Teen Boy 2 is finishing up 7th grade.  He is in advanced math classes, and thoroughly enjoys the engineering classes he elected to take.  He made the Honor Roll twice this year.  The kid just doesn't turn in homework.  It drives us NUTS!  Both of our boys are smart, but I think it's fair to say Teen Boy 2 is gifted.  He is "bored" in class, highly disorganized (hence the missing homework half the time), and "doesn't see the point" in doing "stupid, easy, boring" homework.  He wants to be an engineer, and has pegged several top schools across the country as those he'd like to attend.  I don't know if this was brought about because of the colleges we've had with his brother, but we certainly weren't discussing college with him.  So, today, Dad and I sat down with him and told him that if he wants to get in to those colleges, he'll need very good grades in High School.  We told him that he is very capable of getting those grades if he just would turn in the work.  We also told him that if he wants to take "harder, more exciting classes that will challenge you" (AP Classes) in High School, he NEEDS to be on the "A" Honor Roll all four quarters next year.  For him, that means simply turning in the homework.  He himself admitted that several times throughout the year he didn't study once for tests and got an A on them.  We pointed out that if the homework is so "easy", then it won't take very long.  If he sucks it up and gets through 8th grade with good grades, he'll be rewarded in High School with the AP classes.  We *think* he's listening.  It's hard to balance giving him the information he needs to know without overwhelming him.  The last thing we want him to feel is pressure.  Who knew this parenting thing just got harder as they got older?  Oh, right.  Grandma.  "The bigger the child the bigger the boss" she used to say.  Did I mention that she was really smart?

Oh, lastly, I suppose I should mention that Dad and I have joined Weight Watchers online.  Dad got a deal through work.  It's working very well.  I've stagnated lately...but I haven't been logging my foods and work outs...and haven't been working out (which for me is a 3 mile walk and weights/core stuff at home) as much as I should.  I'm still at about 15 pounds lost, however, and am happy so far.  I have dropped a size, and can do new amazing things like cross my legs again, sit cross-legged on the floor, and have more energy than I used to.  I need to up everything to get motivated again.
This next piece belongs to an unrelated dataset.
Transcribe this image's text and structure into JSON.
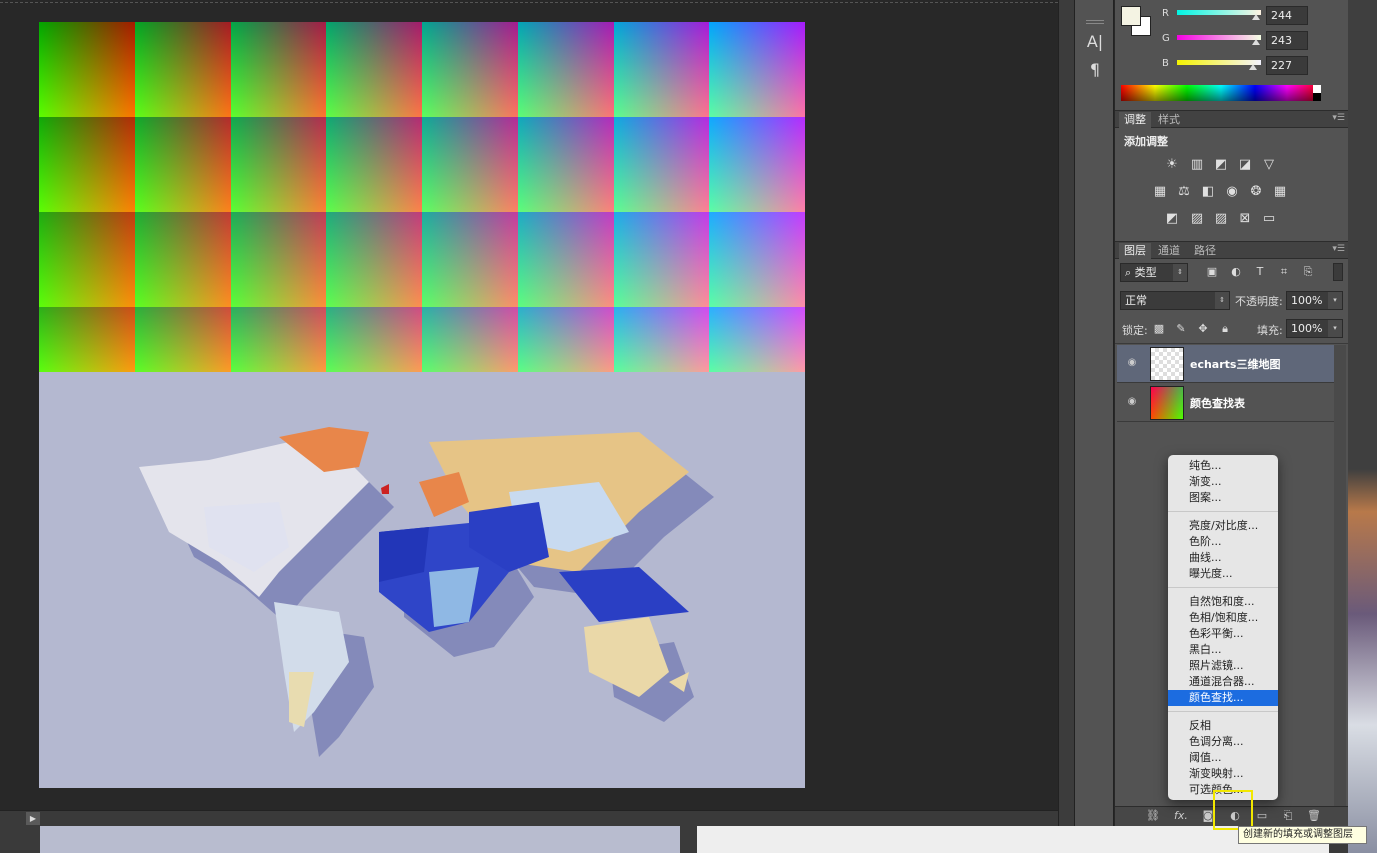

Dad's youngest sister is getting married in October, and I want to wear a certain size dress to that wedding.  If I can't fit into it, I don't get a new dress and have to wear a boring dress from those that I already have.  I REALLY want a new dress...but I REALLY need to get moving in order to do that.  It's a totally attainable goal...only one more size...but I need to get moving to do it.

I think that just about catches everyone up from the last year.  See you next year for another update?  Haha.  I will close, however saying that I'll try to do better on posting more.  No promises, but I will try.

Thanks for reading.